What are the current issues within the research field of children’s and young adult literature today internationally?

The Research areas expand in different directions, indicating that the topic has been established in many countries. Intermedial research, gender studies and cognitive studies are exciting areas among other things.

You are involved in the project “Children’s Literature, Culture and Cognition”, can you tell us about this?

It is a series of books on new European and Scandinavian children’s literature research, which will be launched soon. We are four editors from four different countries, so it is a very exciting and stimulating cooperation.

Do you have any hopes and aims with this new lectureship?

My special interest is picture books, so I hope to draw attention to the picture book further in my work. It is an area within children’s literature where very much is happening right now, both in Sweden and internationally.

Elina Druker begins her new employment on February 1, 2013.

Crowded Book After-Work with Mats Berggren

October 10, 2012

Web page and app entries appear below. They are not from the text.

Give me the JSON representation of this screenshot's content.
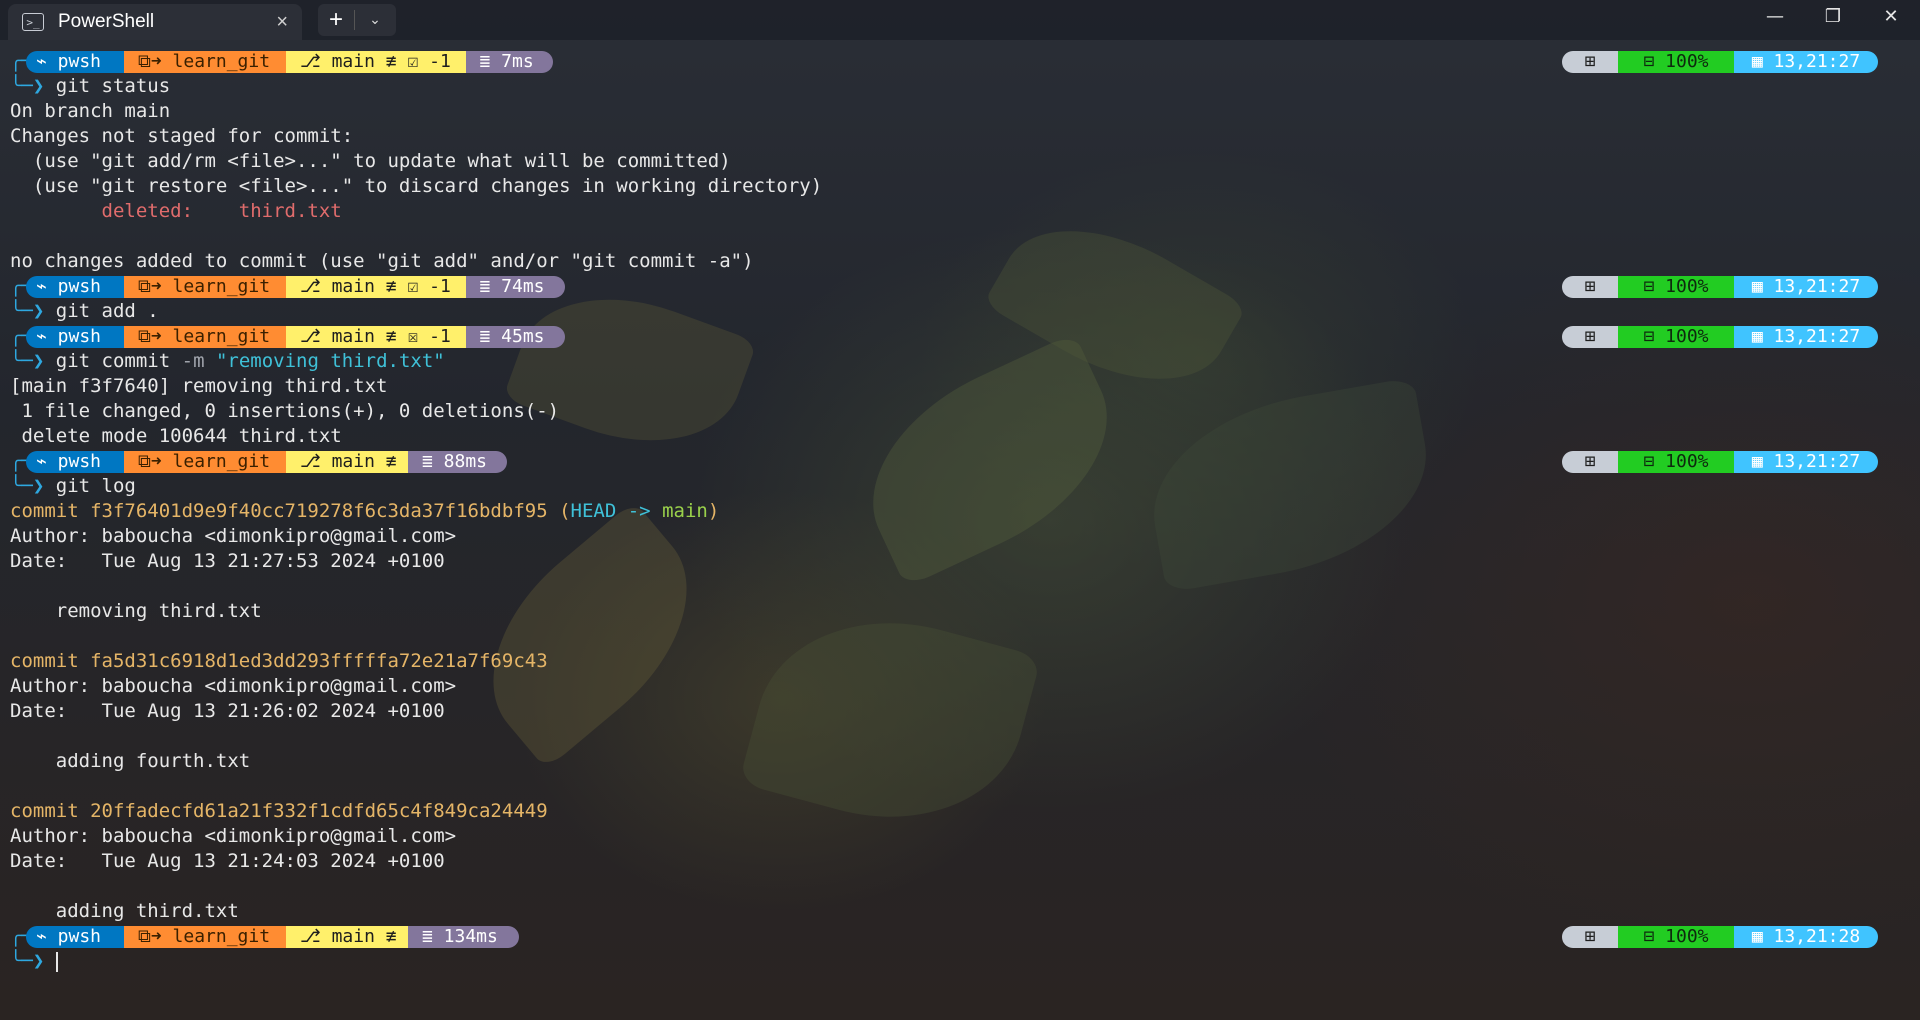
{
  "window": {
    "tab_title": "PowerShell",
    "tab_icon": "terminal-icon",
    "close_tab": "×",
    "new_tab": "+",
    "dropdown": "⌄",
    "minimize": "—",
    "restore": "❐",
    "close": "✕"
  },
  "colors": {
    "pwsh_seg": "#0077c2",
    "path_seg": "#ff8c32",
    "git_seg": "#fff06b",
    "time_seg": "#83769c",
    "os_seg": "#c7cdd6",
    "battery_seg": "#22cc22",
    "clock_seg": "#40c4ff"
  },
  "prompt_text": {
    "shell": "⌁ pwsh",
    "path": "⧉➜ learn_git",
    "os": "⊞",
    "battery": "⊟ 100%",
    "prefix_top": "╭─",
    "prefix_bottom": "╰─❯"
  },
  "prompts": [
    {
      "git": "⎇ main ≢ ☑ -1",
      "time": "≣ 7ms",
      "clock": "▦ 13,21:27",
      "command": "git status"
    },
    {
      "git": "⎇ main ≢ ☑ -1",
      "time": "≣ 74ms",
      "clock": "▦ 13,21:27",
      "command": "git add ."
    },
    {
      "git": "⎇ main ≢ ☒ -1",
      "time": "≣ 45ms",
      "clock": "▦ 13,21:27",
      "command_parts": [
        "git commit ",
        "-m ",
        "\"removing third.txt\""
      ]
    },
    {
      "git": "⎇ main ≢",
      "time": "≣ 88ms",
      "clock": "▦ 13,21:27",
      "command": "git log"
    },
    {
      "git": "⎇ main ≢",
      "time": "≣ 134ms",
      "clock": "▦ 13,21:28",
      "command": ""
    }
  ],
  "status_output": [
    "On branch main",
    "Changes not staged for commit:",
    "  (use \"git add/rm <file>...\" to update what will be committed)",
    "  (use \"git restore <file>...\" to discard changes in working directory)",
    "        deleted:    third.txt",
    "",
    "no changes added to commit (use \"git add\" and/or \"git commit -a\")"
  ],
  "commit_output": [
    "[main f3f7640] removing third.txt",
    " 1 file changed, 0 insertions(+), 0 deletions(-)",
    " delete mode 100644 third.txt"
  ],
  "log_output": {
    "head_commit": "commit f3f76401d9e9f40cc719278f6c3da37f16bdbf95",
    "head_ref_open": " (",
    "head_ref_head": "HEAD",
    "head_ref_arrow": " -> ",
    "head_ref_main": "main",
    "head_ref_close": ")",
    "lines1": [
      "Author: babouchа <dimonkipro@gmail.com>",
      "Date:   Tue Aug 13 21:27:53 2024 +0100",
      "",
      "    removing third.txt",
      ""
    ],
    "commit2": "commit fa5d31c6918d1ed3dd293fffffa72e21a7f69c43",
    "lines2": [
      "Author: babouchа <dimonkipro@gmail.com>",
      "Date:   Tue Aug 13 21:26:02 2024 +0100",
      "",
      "    adding fourth.txt",
      ""
    ],
    "commit3": "commit 20ffadecfd61a21f332f1cdfd65c4f849ca24449",
    "lines3": [
      "Author: babouchа <dimonkipro@gmail.com>",
      "Date:   Tue Aug 13 21:24:03 2024 +0100",
      "",
      "    adding third.txt"
    ]
  }
}
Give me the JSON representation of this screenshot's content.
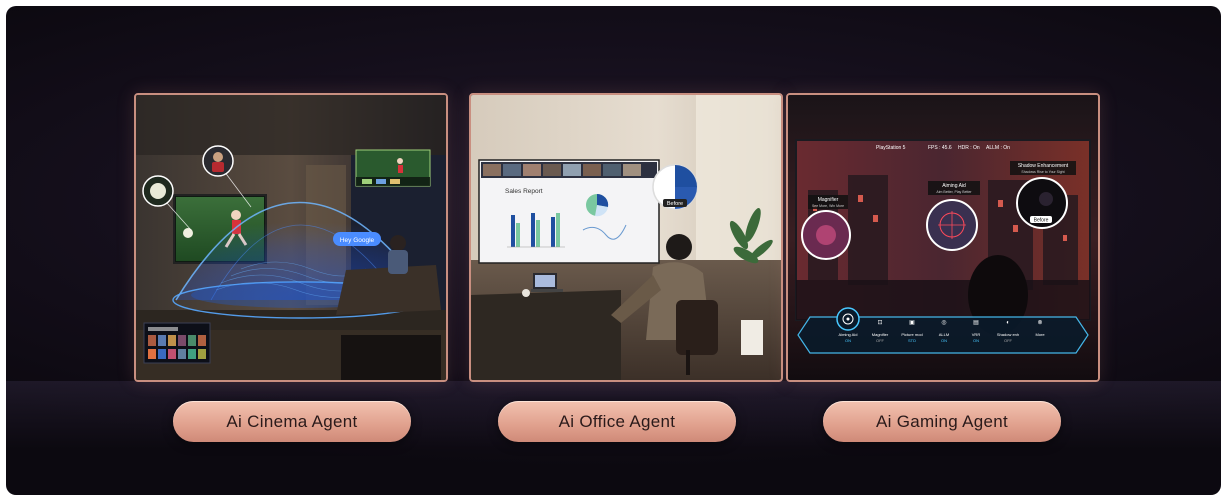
{
  "agents": [
    {
      "label": "Ai Cinema Agent"
    },
    {
      "label": "Ai Office Agent"
    },
    {
      "label": "Ai Gaming Agent"
    }
  ],
  "cinema": {
    "voice_bubble": "Hey Google"
  },
  "office": {
    "report_title": "Sales Report",
    "before_tag": "Before"
  },
  "gaming": {
    "hud_platform": "PlayStation 5",
    "hud_fps": "FPS : 45.6",
    "hud_hdr": "HDR : On",
    "hud_allm": "ALLM : On",
    "magnifier_title": "Magnifier",
    "magnifier_sub": "See More, Win More",
    "aiming_title": "Aiming Aid",
    "aiming_sub": "Aim Better, Play Better",
    "shadow_title": "Shadow Enhancement",
    "shadow_sub": "Shadows Rise to Your Sight",
    "before_tag": "Before",
    "menu": [
      {
        "label": "Aiming Aid",
        "state": "ON",
        "icon": "crosshair-icon"
      },
      {
        "label": "Magnifier",
        "state": "OFF",
        "icon": "magnifier-icon"
      },
      {
        "label": "Picture mod",
        "state": "STD",
        "icon": "picture-icon"
      },
      {
        "label": "ALLM",
        "state": "ON",
        "icon": "allm-icon"
      },
      {
        "label": "VRR",
        "state": "ON",
        "icon": "vrr-icon"
      },
      {
        "label": "Shadow enh",
        "state": "OFF",
        "icon": "shadow-icon"
      },
      {
        "label": "More",
        "state": "",
        "icon": "more-icon"
      }
    ]
  },
  "colors": {
    "button_top": "#f2c2b0",
    "button_bottom": "#cf8a78",
    "card_border": "#c98f80",
    "hud_cyan": "#49c8ff",
    "background": "#150f1c"
  }
}
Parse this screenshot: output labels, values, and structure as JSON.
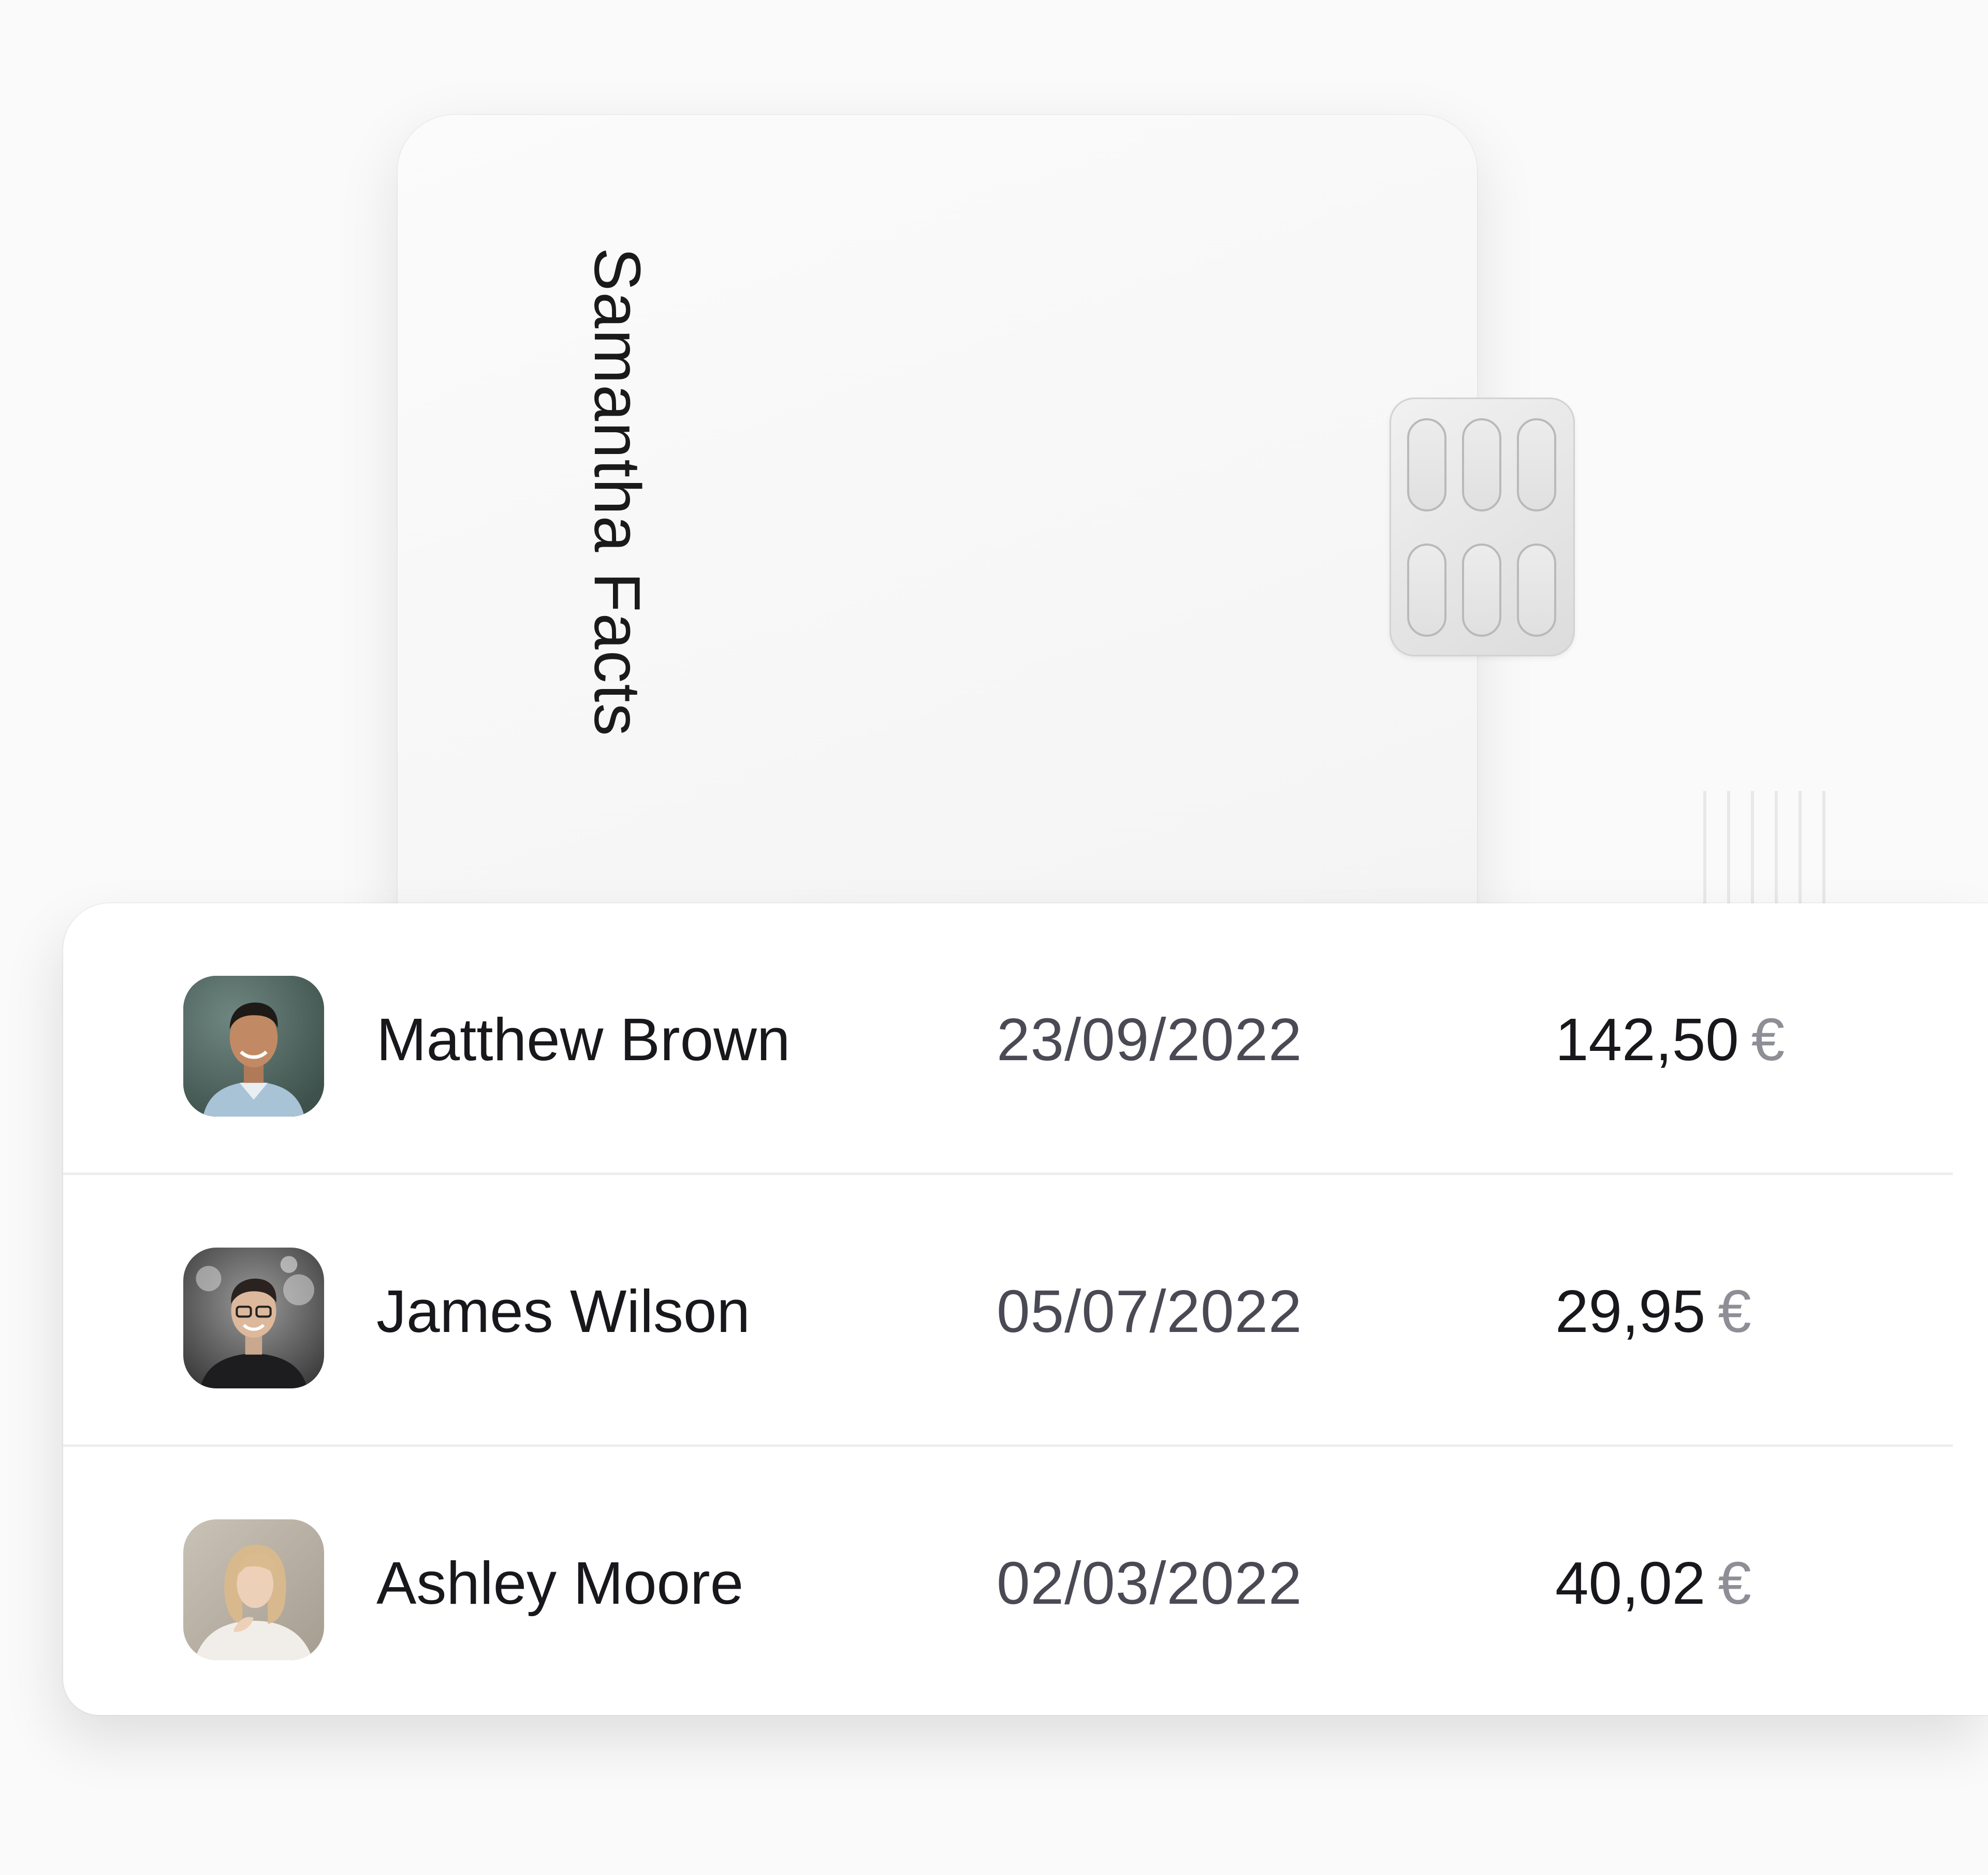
{
  "card": {
    "holder_name": "Samantha Facts"
  },
  "transactions": [
    {
      "name": "Matthew Brown",
      "date": "23/09/2022",
      "amount": "142,50",
      "currency": "€"
    },
    {
      "name": "James Wilson",
      "date": "05/07/2022",
      "amount": "29,95",
      "currency": "€"
    },
    {
      "name": "Ashley Moore",
      "date": "02/03/2022",
      "amount": "40,02",
      "currency": "€"
    }
  ],
  "colors": {
    "background": "#fafafa",
    "card": "#f8f8f8",
    "panel": "#ffffff",
    "text_primary": "#17171c",
    "text_secondary": "#4a4a55",
    "currency": "#8e8e96",
    "divider": "#eeeef0"
  }
}
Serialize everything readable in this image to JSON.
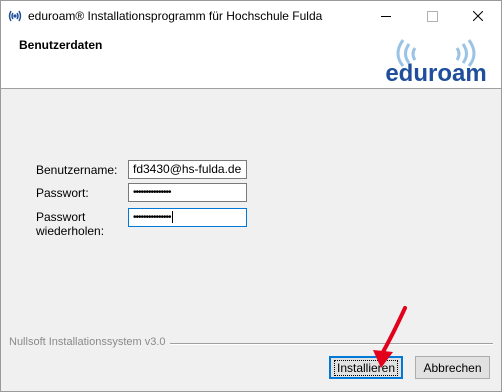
{
  "window": {
    "title": "eduroam® Installationsprogramm für Hochschule Fulda"
  },
  "header": {
    "title": "Benutzerdaten",
    "logo_text": "eduroam"
  },
  "form": {
    "username": {
      "label": "Benutzername:",
      "value": "fd3430@hs-fulda.de"
    },
    "password": {
      "label": "Passwort:",
      "masked_value": "•••••••••••••••"
    },
    "password_repeat": {
      "label_line1": "Passwort",
      "label_line2": "wiederholen:",
      "masked_value": "•••••••••••••••"
    }
  },
  "footer": {
    "branding": "Nullsoft Installationssystem v3.0"
  },
  "buttons": {
    "install": "Installieren",
    "cancel": "Abbrechen"
  },
  "colors": {
    "accent": "#0078d7",
    "logo_blue": "#1f4f9c",
    "logo_lightblue": "#9bc3e6",
    "arrow": "#e3001b"
  }
}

Yesterday, Mats Berggren, author and member of the Astrid Lindgren Memorial Award jury, held an inspiring lecture arranged by reading promoting project ”Children and Books” in Stockholm.  In a very compelling and personal way Mats talked about his own writing experiences as well as giving an insight into the works of the ALMA recipients to the audience (pedagogues and teachers
from schools in Stockholm).

“Children and Books” is a project aiming to stimulate children’s love for reading and to improve their language development. The project is a collaboration between Stockholm City Library, Skansen, the Education Department at Stockholm City and the Astrid Lindgren Memorial Award.